In our last blog, we looked at the demands placed on small-to-medium sized enterprises (SMEs) from consumers, the general public and employees.
The bottom line is *spoiler alert* SMEs have a lot to think about if they are to keep all three stakeholders – consumers, the public and employees – happy when it comes to ESG.
However, there is a fourth stakeholder group– investors – that SMEs also need to keep sweet and so much so that we have dedicated this post to them.
In the second of our three-part blog series on why Environmental, Social and Governance (ESG) credentials are no longer ‘nice to have’, we look at the investor perspective and why ESG is becoming synonymous with ROI.
Investors call to mind sharp, savvy individuals with a beady eye on the bottom line. While this has not changed, what has evolved is our understanding of the bottom line from being purely about financial value to include environmental and social value too.
This is reflected within the investment community with ESG funds capturing $51.1 billion of new money from investors in 2020 – more than double the previous year.
However, ‘environmental and social value’ have had a shaky run over the past few years, with companies coming under fire regularly for greenwashing or making claims that do not stand up to scrutiny. The implications of this are far-reaching as we explored in our last piece .
Fortunately, investors are not at risk of falling for the talk. These newer ‘value-add’ elements are being treated with the same scrutiny as financial metrics – and that means measurement is key. Know more about what are ESG factors here.
Investors new and old, have one main priority and that is balancing risk and reward.
Looking beyond the uncertain economic climate, one of the biggest risks facing SMEs is the power that the public now has over their success and reputation, particularly when it comes to sustainability and broader social issues.
No company is perfect, but it is becoming increasingly difficult for businesses to pretend or adopt an ‘ignorance is bliss’ mindset regarding ESG, which has raised the stakes for investors. All about corporate sustainability reporting here.
This means that the SMEs who can demonstrate their ESG commitments in hard numbers will be in a favourable position, as this capability not only significantly de-risks the opportunity, but also promises higher returns, access to new capital and preferable credit ratings and lending terms.
The pandemic has had a particularly seismic impact on ESG. While many of the previously intangible measures of success – for example, how companies treat their stakeholders – were already attracting more attention, this stepped up a gear in 2020.
It became obvious which companies had the policies, processes and people power in place to weather the storm and which stayed true to their long-term ESG commitments.
Those that shone not only proved their resilience, but also their capability to attract capital. The proof is in the numbers, with a recent survey of 2,600 companies revealing that during the first nine months of 2020, stocks with higher ESG ratings outperformed those with weaker ESG credentials.
Tools like DiginexESG can help companies truly future-proof their businesses.
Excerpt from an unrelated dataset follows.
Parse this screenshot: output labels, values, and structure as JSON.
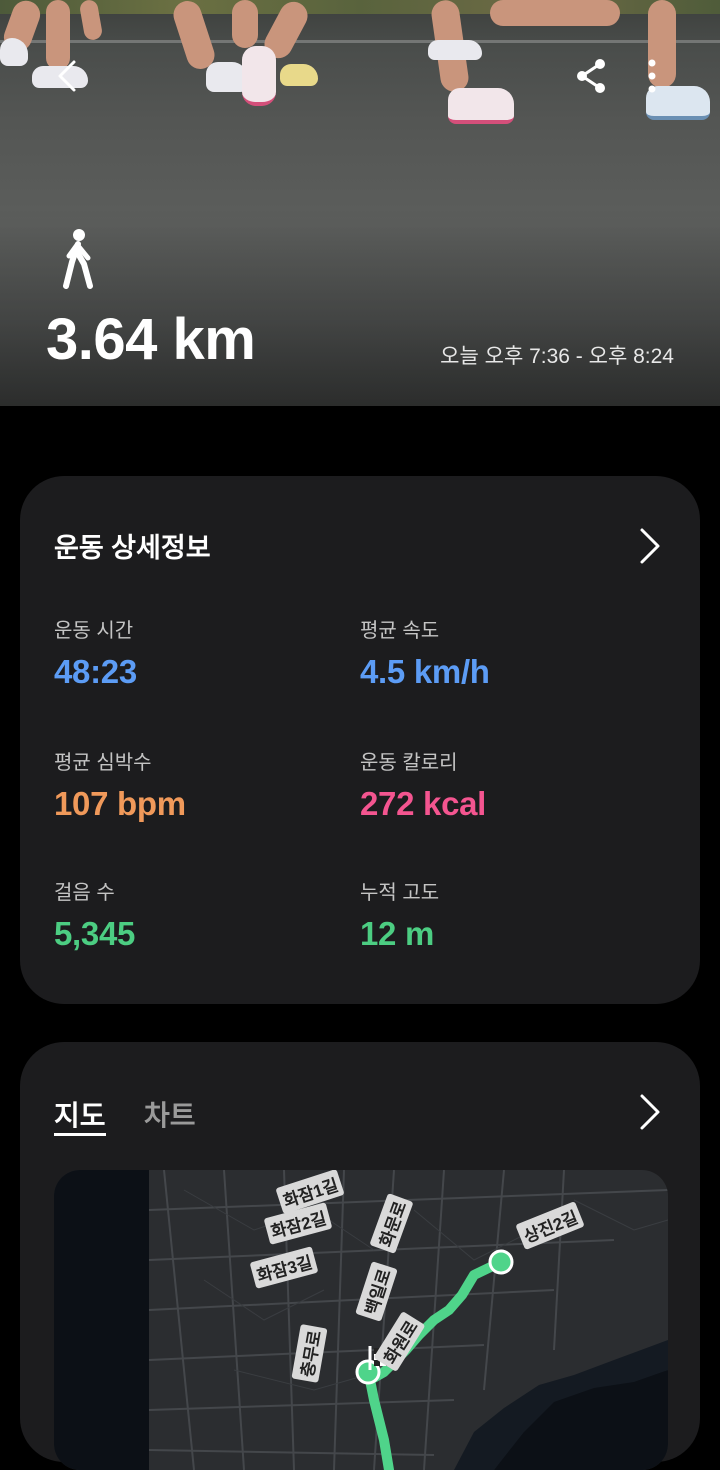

The world has had a moment to pause during the pandemic and as we slowly ease out of lockdown, we are starting to seewhich ‘pandemic trends’ are here to stay.
ESG looks to be at the top of the list for the smartest business brains.
Whether thinking about climate change, human rights or compliance, there are ways that you can measure your business’ performance – through tools like DiginexESG – and reap the benefits of doing so from every stakeholder, including investors.
There used to be a time when money made the world go round – today that currency seems to be ESG.
Learn how DiginexESG can help you future-proof your business model and accelerate growth. Click here to find out more.
Investing is no longer only about the returns, your investment portfolio should also help make the world a better place
A personal ESG score works like a credit score, but it differs fundamentally because it rates an individual's ESG risks.